The Czech Republic competed in its first Davis Cup in 1921, as Czechoslovakia.

Recent performancesEdit

Here is the list of all match-ups since 1981, when the competition started being held in the current World Group format.

1980sEdit

1990sEdit

2000sEdit

2010sEdit
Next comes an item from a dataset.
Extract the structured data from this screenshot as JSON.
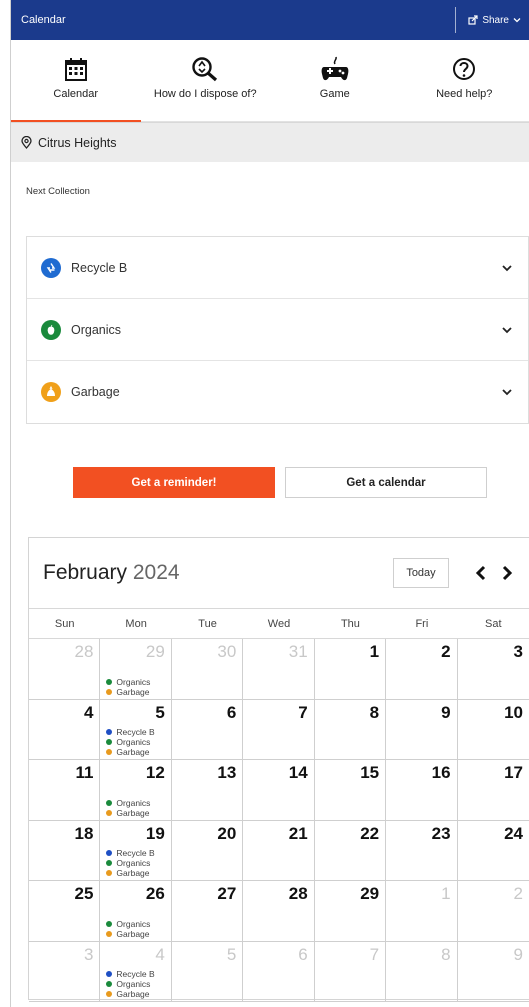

Year Competition Date Location Opponent Score Result
2010 World Group, 1st Round 5–7 Mar Bree (BEL)   Belgium 4–1 Win
World Group, Quarterfinals 9–11 Jul Coquimbo (CHI)   Chile 4–1 Win
World Group, Semifinals 17–19 Sep Belgrade (SRB)   Serbia 2–3 Loss
2011 World Group, 1st Round 4–6 Mar Ostrava (CZE)   Kazakhstan 2–3 Loss
World Group, Relegation Play-offs 16–18 Sep Bucharest (ROU)   Romania 5–0 Win
2012 World Group, 1st Round 10–12 Feb Ostrava (CZE)   Italy 4–1 Win
World Group, Quarterfinals 6–8 Apr Prague (CZE)   Serbia 4–1 Win
World Group, Semifinals 14–16 Sep Buenos Aires (ARG)   Argentina 3–2 Win
World Group, Finals 16–18 Nov Prague (CZE)   Spain 3–2 Champion
2013 World Group, 1st Round 1–3 Feb Geneva (SUI)    Switzerland 3-2 Win
World Group, Quarterfinals 5–7 Apr Astana (KAZ)   Kazakhstan 3–1 Win
World Group, Semifinals 13–15 Sep Prague (CZE)   Argentina 3–2 Win
World Group, Finals 15–17 Nov Belgrade (SRB)   Serbia 3–2 Champion
2014 World Group, 1st Round 31 Jan–2 Feb Ostrava (CZE)   Netherlands 3-2 Win
World Group, Quarterfinals 4–6 Apr Tokyo (JPN)   Japan 5–0 Win
World Group, Semifinals 12–14 Sep Paris (FRA)   France 1–4 Loss
2015 World Group, 1st Round 6–8 Mar Ostrava (CZE)   Australia 2–3 Loss
World Group, Relegation Play-offs 18–20 Sep New Delhi (IND)   India 3–1 Win
2016 World Group, 1st Round 4–6 Mar Hanover (GER)   Germany 3–2 Win
World Group, Quarterfinals 15–17 Jul Třinec (CZE)   France 1–3 Loss
2017 World Group, 1st Round 3–5 Feb Melbourne (AUS)   Australia 1–4 Loss
World Group, Relegation Play-offs 15–17 Sep The Hague (NED)   Netherlands 2-3 Loss

See alsoEdit

External linksEdit